Mr Klingberg points out that the lack of a rail connection to the Western Sydney Airport would make it difficult for people to move between it and the Sydney CBD and the existing Kingsford Smith airport.

Mr Klingberg’s advice is simple: “It needs to be done once – and done properly’’.

Building a Western Sydney Airport that is ready for connection to rail some time far off into the future will limit the success of this important project.

It will limit job creation.

Western Sydney needs a world-class airport – not a second-rate facility that fails to realise its potential because governments lacked the vision to invest in the infrastructure required to support its growth.


While there is substantial road construction taking place associated with the Airport, there is a need to plan for future economic growth.

The construction of the M9 or outer ring road has been identified by planners as necessary infrastructure for Western Sydney.

It would connect the region directly with the Central Coast and Illawarra and allow for productivity benefits by being located outside the existing M7 motorway.

Infrastructure Australia identified its importance as a national project.

The planning and pre-construction work should be progressed in the 2017 Budget.


Thanks to the vision of the Hawke Labor Government in securing the Badgerys Creek site in 1986 and limiting surrounding development, the airport will be located well away from residential development.

However, aircraft still make noise.

It is important we engage very closely with surrounding communities to develop a world-class noise mitigation plan, including the creation of a night time no-fly zone.

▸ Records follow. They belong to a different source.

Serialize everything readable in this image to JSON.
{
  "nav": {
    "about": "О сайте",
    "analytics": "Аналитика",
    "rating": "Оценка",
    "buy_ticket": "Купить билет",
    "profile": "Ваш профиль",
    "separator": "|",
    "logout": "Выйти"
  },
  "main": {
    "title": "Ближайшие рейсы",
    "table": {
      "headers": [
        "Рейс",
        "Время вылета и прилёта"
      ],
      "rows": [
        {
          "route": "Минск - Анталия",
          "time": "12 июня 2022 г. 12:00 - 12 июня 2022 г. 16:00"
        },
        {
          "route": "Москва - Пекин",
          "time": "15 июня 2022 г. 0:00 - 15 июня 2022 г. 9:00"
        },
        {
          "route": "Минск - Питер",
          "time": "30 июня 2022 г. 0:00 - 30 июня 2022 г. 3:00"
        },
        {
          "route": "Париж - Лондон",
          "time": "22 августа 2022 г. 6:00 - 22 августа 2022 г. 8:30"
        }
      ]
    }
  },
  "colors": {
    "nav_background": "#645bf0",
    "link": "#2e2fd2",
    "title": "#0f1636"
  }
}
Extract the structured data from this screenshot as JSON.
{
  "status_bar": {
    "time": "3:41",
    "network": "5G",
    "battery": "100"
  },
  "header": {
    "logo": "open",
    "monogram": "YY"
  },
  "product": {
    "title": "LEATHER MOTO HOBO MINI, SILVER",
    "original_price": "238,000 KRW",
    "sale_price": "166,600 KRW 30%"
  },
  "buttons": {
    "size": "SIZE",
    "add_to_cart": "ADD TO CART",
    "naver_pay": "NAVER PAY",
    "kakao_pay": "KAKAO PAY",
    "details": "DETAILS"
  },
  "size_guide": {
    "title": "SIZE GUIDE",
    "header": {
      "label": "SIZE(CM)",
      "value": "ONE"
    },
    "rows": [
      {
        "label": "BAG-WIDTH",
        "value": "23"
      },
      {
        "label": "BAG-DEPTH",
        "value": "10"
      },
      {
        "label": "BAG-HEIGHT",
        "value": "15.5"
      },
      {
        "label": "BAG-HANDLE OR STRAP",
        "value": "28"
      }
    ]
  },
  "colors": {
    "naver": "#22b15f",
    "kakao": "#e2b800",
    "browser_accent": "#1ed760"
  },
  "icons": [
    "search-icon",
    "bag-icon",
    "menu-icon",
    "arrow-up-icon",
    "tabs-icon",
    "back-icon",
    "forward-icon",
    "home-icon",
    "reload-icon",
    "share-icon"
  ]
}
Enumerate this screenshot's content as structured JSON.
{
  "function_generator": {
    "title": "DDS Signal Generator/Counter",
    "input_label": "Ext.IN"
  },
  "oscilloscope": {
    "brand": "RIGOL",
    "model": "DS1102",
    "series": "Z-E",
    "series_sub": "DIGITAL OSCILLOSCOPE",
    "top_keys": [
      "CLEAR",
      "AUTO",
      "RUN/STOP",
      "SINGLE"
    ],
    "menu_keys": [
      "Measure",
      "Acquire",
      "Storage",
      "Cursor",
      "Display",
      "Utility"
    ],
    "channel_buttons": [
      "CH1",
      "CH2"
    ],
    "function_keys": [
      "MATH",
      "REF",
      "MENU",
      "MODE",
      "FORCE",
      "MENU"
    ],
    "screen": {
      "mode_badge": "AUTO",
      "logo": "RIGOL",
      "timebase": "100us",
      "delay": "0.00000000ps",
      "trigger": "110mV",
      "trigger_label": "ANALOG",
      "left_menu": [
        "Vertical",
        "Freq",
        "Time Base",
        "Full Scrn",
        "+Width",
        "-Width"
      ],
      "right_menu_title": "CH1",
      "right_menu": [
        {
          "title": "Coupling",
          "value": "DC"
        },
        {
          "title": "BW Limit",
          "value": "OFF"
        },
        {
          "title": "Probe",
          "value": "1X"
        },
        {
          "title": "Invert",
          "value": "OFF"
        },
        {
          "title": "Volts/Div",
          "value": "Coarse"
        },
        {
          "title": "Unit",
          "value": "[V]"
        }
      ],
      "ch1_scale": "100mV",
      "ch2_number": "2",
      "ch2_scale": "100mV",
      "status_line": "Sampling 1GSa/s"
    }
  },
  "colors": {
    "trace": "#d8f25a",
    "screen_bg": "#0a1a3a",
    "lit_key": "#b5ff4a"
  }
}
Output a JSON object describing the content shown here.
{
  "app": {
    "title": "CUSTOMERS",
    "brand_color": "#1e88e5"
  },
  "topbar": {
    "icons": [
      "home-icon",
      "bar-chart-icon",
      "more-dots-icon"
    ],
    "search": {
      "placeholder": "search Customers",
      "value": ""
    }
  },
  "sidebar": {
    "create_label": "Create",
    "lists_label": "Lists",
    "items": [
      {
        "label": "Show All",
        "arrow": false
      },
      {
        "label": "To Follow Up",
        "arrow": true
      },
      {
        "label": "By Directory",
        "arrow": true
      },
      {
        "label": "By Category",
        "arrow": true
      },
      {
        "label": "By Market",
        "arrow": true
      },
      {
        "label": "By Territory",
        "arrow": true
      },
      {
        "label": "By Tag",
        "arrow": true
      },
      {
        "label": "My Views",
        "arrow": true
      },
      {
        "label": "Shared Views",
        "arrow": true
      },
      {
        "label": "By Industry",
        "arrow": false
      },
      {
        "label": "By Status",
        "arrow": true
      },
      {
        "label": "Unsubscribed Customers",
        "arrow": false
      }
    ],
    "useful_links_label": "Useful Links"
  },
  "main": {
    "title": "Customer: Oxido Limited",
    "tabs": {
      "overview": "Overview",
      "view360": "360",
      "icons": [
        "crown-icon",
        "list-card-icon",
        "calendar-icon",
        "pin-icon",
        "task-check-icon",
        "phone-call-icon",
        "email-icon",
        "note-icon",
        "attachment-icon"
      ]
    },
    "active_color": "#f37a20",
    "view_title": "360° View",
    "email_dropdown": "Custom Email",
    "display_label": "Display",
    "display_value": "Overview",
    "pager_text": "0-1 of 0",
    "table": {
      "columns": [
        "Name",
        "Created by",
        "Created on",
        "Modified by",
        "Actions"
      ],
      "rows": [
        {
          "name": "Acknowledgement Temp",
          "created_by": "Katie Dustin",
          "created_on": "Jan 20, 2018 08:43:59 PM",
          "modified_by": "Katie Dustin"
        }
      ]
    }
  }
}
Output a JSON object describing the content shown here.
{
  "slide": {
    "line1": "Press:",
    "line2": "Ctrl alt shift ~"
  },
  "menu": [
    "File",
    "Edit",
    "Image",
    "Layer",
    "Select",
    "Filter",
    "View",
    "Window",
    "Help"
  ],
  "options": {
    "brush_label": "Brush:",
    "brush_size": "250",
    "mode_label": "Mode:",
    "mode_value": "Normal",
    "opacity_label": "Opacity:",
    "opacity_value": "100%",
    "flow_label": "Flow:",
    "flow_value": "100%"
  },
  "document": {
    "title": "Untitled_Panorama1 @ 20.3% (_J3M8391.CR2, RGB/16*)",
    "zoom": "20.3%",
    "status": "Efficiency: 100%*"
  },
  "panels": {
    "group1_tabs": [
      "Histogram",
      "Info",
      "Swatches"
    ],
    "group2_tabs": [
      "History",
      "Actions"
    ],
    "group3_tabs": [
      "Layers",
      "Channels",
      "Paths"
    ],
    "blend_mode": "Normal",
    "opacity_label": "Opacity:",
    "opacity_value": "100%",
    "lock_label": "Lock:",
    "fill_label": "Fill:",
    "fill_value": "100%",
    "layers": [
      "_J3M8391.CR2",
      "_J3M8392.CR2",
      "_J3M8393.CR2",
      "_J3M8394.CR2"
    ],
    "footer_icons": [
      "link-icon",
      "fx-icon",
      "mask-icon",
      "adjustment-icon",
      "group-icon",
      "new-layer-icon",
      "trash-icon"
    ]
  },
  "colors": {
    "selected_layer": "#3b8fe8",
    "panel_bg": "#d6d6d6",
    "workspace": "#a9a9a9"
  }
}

Last year, Bill Shorten and I announced Labor’s plan for a no-fly zone between 11pm and 6am.

It will be possible to ensure simultaneous operations for take offs and landings to the south-west of the runway, stopping flights over residential communities at night.

I’m pleased to say the Government, after initially rejecting this idea, has embraced it.

That’s another example of bi-partisanship in the public interest. This project is simply too important to be compromised by political posturing.

We can also reduce noise through innovative design.

In 2003 sound engineers at Amsterdam’s Schiphol Airport noticed a significant reduction in aircraft noise each autumn, when farmers began ploughing their fields.

Convinced the furrows were absorbing noise, the airport hired a landscaper to replicate the effect all year round by digging 150 symmetrical furrows in a nearby 32ha site green belt known as the Buitenschot Land Park.

It looks not unlike the design of a radio or recording studio.

Since the park opened a few years ago, aircraft noise has dropped by half, with noise hitting the furrows and then being bounced toward the sky.

And in a double pay-off for the community, the park has become a popular recreational area, featuring bikeways and walking tracks.

That’s the kind of thinking we need at Badgerys Creek.

We are working with a Greenfields site here. There will be no excuse not to embrace world-class design principles.

Equally, the process of consulting the local community must also be world-class.


Let me leave you today by pointing out a significant challenge related to the airport that needs to be addressed sooner rather than later.

Aircraft need aviation fuel. A Boeing 747, for example, requires 12 litres of fuel per kilometer travelled.

There are only two possible ways to get aviation fuel to Western Sydney.

One is by using trucks, which will add to traffic congestion. The other is by building a pipeline.

This is a serious issue and it needs to be confronted now, in consultation with the community.


There’s an old saying that if you fail to prepare, you are preparing to fail.

It reminds me of a concept put forward by the US time management expert Alan Lakein, who once wrote:
Planning is bringing the future into the present so that you can do something about it now.

In 2017, we owe it to future Australians get the planning right for the Western Sydney Airport.

We have bipartisanship.

We have the vision.

What we need now is the resolve to turn that vision into reality.